I know this is an oft asked question. But it is also a fact that IDE keeps evolving and updating left, right and center everytime. So presently which is the best IDE?
If you search this forum, the answer happens to be ecllipse, but has anybody checked the new netbeans version. I have'nt used it, but the from the reports I had, it looks as if it is faster than its predecessors. It also has activeX like toolkit, which we can use in awt and swing, where we can create component and write action performed directly. It also facilitates the use of web components. Struts framework is also easy to use in this new version. It should be noted that netbeans also comes bundled with j2sdk, so it indirectly endorsed by the sun people. Plus it is a freeware.

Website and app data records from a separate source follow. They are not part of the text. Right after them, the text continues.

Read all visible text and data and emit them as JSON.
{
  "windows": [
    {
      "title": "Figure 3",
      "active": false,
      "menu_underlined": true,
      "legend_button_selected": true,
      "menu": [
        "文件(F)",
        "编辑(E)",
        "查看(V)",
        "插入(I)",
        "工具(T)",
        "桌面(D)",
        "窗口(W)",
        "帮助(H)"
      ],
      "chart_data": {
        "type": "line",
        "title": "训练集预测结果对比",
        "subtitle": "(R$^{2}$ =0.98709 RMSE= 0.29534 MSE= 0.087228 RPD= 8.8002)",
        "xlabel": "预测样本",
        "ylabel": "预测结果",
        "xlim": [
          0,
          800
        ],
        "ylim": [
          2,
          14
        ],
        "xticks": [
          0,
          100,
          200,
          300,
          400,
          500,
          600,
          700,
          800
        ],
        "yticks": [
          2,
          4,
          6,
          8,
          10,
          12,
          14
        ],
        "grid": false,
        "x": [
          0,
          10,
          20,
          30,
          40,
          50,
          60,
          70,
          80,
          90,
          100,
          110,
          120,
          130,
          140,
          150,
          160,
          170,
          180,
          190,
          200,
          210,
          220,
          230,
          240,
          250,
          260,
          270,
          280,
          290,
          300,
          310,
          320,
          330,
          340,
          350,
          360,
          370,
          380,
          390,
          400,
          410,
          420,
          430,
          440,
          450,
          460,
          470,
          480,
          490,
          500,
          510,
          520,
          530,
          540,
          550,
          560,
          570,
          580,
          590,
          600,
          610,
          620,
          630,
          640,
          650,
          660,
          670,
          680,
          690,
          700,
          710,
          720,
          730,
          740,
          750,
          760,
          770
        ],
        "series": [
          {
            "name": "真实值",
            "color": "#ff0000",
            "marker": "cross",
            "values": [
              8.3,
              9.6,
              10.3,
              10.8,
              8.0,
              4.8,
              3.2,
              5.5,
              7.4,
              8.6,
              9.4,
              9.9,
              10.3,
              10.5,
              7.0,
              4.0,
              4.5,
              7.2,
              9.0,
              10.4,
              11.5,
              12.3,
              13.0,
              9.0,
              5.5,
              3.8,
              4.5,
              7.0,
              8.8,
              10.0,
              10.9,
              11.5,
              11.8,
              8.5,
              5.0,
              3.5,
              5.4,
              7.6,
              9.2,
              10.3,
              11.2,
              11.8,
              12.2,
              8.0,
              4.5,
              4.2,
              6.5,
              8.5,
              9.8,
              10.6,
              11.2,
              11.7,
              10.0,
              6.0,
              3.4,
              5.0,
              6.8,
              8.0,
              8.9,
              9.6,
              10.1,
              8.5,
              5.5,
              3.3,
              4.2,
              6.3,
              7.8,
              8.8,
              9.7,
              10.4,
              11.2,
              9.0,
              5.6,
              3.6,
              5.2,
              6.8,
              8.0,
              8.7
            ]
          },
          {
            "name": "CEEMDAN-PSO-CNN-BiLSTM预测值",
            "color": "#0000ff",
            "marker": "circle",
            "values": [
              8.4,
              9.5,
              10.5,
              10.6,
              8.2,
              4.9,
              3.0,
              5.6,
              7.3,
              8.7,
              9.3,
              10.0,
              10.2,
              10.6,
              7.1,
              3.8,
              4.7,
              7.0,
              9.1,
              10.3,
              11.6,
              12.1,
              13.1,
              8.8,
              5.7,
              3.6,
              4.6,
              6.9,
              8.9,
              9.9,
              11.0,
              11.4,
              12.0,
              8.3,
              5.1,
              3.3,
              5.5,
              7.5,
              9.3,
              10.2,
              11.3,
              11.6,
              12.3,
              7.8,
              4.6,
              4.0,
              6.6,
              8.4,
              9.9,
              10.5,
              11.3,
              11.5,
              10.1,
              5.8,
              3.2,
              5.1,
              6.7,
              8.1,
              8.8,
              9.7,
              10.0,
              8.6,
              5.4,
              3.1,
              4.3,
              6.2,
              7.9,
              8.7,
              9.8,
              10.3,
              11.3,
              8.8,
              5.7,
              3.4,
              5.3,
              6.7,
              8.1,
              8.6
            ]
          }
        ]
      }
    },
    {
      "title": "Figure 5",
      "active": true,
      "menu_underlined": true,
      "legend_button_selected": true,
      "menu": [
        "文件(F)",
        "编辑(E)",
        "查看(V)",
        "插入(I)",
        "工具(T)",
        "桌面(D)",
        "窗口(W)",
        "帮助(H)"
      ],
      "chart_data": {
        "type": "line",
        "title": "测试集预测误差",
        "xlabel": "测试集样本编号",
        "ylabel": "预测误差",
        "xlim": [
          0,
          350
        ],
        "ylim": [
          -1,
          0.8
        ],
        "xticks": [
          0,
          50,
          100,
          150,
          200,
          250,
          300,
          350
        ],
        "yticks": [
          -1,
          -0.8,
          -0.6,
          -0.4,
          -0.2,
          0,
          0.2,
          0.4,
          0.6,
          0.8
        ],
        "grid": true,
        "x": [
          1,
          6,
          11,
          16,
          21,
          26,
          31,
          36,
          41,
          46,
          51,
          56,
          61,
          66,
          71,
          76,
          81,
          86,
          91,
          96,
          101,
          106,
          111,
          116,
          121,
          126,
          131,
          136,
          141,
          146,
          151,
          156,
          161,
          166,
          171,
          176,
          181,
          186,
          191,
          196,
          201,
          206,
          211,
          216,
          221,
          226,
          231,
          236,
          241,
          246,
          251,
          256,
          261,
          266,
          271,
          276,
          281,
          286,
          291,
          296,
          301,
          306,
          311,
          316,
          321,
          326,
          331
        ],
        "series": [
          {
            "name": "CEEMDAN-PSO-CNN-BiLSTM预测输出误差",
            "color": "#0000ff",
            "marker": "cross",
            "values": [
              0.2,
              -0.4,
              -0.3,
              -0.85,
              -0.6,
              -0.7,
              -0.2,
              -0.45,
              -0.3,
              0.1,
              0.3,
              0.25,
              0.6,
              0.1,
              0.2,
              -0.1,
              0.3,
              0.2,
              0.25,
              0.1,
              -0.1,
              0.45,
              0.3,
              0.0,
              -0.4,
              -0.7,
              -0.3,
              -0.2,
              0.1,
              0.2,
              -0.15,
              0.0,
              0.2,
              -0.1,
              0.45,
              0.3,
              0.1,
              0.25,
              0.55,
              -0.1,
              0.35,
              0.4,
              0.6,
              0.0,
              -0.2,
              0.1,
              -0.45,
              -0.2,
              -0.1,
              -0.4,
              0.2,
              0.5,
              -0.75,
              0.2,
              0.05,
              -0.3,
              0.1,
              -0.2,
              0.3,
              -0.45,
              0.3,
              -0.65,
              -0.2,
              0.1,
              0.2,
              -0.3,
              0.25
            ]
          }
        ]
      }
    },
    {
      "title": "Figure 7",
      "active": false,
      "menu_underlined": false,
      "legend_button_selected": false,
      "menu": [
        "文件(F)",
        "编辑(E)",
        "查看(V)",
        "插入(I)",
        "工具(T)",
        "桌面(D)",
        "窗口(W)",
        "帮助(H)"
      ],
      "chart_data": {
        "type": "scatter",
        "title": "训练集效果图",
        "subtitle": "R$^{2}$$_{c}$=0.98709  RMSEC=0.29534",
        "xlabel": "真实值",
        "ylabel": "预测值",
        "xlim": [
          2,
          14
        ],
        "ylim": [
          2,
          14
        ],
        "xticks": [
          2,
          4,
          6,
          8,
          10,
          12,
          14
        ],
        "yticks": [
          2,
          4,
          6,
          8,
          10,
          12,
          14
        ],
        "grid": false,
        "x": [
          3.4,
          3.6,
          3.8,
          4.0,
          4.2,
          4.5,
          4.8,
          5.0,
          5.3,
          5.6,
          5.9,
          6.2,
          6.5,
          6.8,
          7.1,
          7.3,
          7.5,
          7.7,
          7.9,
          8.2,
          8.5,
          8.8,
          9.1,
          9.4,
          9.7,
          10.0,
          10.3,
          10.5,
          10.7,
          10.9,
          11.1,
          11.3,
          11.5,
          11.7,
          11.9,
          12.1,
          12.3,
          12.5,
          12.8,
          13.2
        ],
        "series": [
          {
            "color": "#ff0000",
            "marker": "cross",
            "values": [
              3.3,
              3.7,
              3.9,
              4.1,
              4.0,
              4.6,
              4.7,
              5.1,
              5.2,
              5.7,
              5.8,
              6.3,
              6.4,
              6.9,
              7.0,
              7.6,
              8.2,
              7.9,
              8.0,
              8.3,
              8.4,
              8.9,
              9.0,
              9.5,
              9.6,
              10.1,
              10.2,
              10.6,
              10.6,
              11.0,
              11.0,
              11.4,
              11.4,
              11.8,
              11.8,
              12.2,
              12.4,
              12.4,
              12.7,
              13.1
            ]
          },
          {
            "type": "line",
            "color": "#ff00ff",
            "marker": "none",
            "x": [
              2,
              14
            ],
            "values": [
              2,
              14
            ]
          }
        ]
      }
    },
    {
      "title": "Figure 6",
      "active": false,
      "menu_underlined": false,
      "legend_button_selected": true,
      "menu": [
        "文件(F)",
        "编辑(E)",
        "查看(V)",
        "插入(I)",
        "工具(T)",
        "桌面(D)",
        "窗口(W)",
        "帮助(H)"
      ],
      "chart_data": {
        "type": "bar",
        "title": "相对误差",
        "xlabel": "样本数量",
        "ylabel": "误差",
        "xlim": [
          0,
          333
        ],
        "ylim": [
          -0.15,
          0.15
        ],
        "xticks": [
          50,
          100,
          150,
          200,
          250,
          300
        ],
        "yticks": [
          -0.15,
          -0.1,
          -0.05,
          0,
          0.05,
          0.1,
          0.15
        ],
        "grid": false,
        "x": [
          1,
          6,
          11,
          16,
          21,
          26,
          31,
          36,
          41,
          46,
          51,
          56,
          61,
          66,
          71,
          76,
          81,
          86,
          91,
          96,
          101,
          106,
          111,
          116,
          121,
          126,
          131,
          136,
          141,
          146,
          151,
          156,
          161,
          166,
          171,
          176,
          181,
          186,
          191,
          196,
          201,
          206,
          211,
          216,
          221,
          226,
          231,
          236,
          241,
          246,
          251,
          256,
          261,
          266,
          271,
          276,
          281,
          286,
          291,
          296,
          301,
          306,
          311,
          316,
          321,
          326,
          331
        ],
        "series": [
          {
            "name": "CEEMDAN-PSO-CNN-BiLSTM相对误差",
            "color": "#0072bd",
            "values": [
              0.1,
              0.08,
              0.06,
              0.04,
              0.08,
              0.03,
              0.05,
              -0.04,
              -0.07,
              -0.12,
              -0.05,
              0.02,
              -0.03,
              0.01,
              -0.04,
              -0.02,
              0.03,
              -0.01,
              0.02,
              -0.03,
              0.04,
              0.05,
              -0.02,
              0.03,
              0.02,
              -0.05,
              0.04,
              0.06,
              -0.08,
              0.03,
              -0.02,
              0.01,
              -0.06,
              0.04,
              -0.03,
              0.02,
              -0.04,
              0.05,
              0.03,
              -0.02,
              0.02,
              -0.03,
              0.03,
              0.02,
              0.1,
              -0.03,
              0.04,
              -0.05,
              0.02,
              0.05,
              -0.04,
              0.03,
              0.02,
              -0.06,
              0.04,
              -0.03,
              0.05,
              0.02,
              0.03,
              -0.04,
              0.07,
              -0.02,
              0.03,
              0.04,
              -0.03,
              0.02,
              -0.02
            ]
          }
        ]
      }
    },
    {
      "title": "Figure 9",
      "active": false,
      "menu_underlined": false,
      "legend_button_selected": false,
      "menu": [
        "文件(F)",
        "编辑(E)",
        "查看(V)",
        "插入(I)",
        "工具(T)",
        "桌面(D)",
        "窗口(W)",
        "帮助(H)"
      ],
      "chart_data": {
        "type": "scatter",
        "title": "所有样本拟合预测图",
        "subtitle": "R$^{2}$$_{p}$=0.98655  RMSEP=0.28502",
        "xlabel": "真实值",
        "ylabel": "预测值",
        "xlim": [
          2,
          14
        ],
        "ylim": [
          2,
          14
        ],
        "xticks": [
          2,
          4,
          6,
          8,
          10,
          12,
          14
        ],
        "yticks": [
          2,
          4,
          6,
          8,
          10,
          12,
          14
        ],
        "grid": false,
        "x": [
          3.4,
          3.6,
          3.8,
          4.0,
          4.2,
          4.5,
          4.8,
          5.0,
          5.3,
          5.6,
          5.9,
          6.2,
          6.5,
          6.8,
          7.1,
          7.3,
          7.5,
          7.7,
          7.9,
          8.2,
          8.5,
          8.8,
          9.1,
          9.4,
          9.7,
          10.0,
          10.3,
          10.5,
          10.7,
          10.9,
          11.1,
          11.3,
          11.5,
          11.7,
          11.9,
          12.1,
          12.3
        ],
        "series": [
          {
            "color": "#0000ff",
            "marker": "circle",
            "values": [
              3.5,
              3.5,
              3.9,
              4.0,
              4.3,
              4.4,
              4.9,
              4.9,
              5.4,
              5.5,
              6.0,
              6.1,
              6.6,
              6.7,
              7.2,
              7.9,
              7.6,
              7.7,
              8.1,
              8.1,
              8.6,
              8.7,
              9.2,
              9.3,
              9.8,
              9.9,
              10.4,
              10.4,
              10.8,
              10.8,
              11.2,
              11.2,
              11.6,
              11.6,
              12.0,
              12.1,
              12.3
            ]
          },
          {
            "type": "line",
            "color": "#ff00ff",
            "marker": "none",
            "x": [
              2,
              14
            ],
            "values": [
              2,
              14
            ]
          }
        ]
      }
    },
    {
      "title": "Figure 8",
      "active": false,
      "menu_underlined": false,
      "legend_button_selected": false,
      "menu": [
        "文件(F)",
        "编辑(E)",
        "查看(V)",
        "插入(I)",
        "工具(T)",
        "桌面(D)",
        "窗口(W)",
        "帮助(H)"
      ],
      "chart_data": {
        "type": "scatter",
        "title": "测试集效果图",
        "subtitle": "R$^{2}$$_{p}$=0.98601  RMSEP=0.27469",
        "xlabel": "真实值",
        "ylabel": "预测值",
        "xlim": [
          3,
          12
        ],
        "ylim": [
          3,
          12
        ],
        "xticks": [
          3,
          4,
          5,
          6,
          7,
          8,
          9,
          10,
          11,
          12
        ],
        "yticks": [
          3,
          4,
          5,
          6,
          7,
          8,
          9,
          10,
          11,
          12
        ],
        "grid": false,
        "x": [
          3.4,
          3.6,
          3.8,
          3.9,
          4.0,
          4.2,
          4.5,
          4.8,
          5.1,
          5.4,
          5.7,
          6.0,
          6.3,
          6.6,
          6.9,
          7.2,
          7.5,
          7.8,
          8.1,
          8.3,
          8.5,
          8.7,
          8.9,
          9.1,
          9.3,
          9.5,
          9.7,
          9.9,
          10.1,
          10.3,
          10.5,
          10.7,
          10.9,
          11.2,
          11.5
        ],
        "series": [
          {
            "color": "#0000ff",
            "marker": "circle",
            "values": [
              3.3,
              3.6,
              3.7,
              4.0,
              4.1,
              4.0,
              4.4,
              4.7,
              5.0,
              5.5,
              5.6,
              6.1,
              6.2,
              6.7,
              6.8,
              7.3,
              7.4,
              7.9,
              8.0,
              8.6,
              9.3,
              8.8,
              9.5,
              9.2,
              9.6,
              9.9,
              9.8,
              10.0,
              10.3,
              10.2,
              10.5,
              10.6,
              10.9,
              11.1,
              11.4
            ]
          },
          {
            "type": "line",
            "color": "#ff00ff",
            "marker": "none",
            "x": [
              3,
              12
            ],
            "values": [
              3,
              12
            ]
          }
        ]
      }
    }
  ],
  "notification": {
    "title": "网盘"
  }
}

I personally do not use any IDE, but do all my work in the notepad. I would like to use an IDE so as to efficently and quickly do my work. Can estemed people on the site tell me which one i should use, and also state why I should use a particular one? Which one is best suited for a particular technology eg web application, core java, swings etc, In short can somebody list the pros and cons of the IDE which are most used in the production as well as practice environment.
You can try both and decide which you like, but it takes a long time to get to know a complex ide. I've used both eclipse and nb (on OS X) and currently use nb. Eclipse is great, but somehow I prefer nb's look and feel. nb pros: based on ant - standard and transparent build system. The same build can be run from the command line (automated, etc). uses standard javac - eclispe uses a custom compiler. comes with a great xml editor - i don't like eclipse's ant editor or the free xml buddy, and i don't want to purcase myeclipse. much simpler to get to know. very fast dev cycles right now. better in some areas - profiler, gui builder.
I personally never get tired of the "Best IDE" forum topic because, much like the "best text editor" thread that occurs so often on the web, I always learn something new about the current state of the IDE world.
I'm a long-time Eclipse user, but I've recently become an IntelliJ IDEA convert. Its specialty is developer productivity, so pretty much every feature in it is aimed toward making things easier and faster. Of course, the major disadvantage to IDEA is the price- $499. But if you can get your employer to pony up the $$$, it's very much worth it.
Also the new Sun Java Studio Creator 2 is out, and is full of features, but accordingly, is kinda slow and bloated. Looks to be very handy for people doing enterprise apps.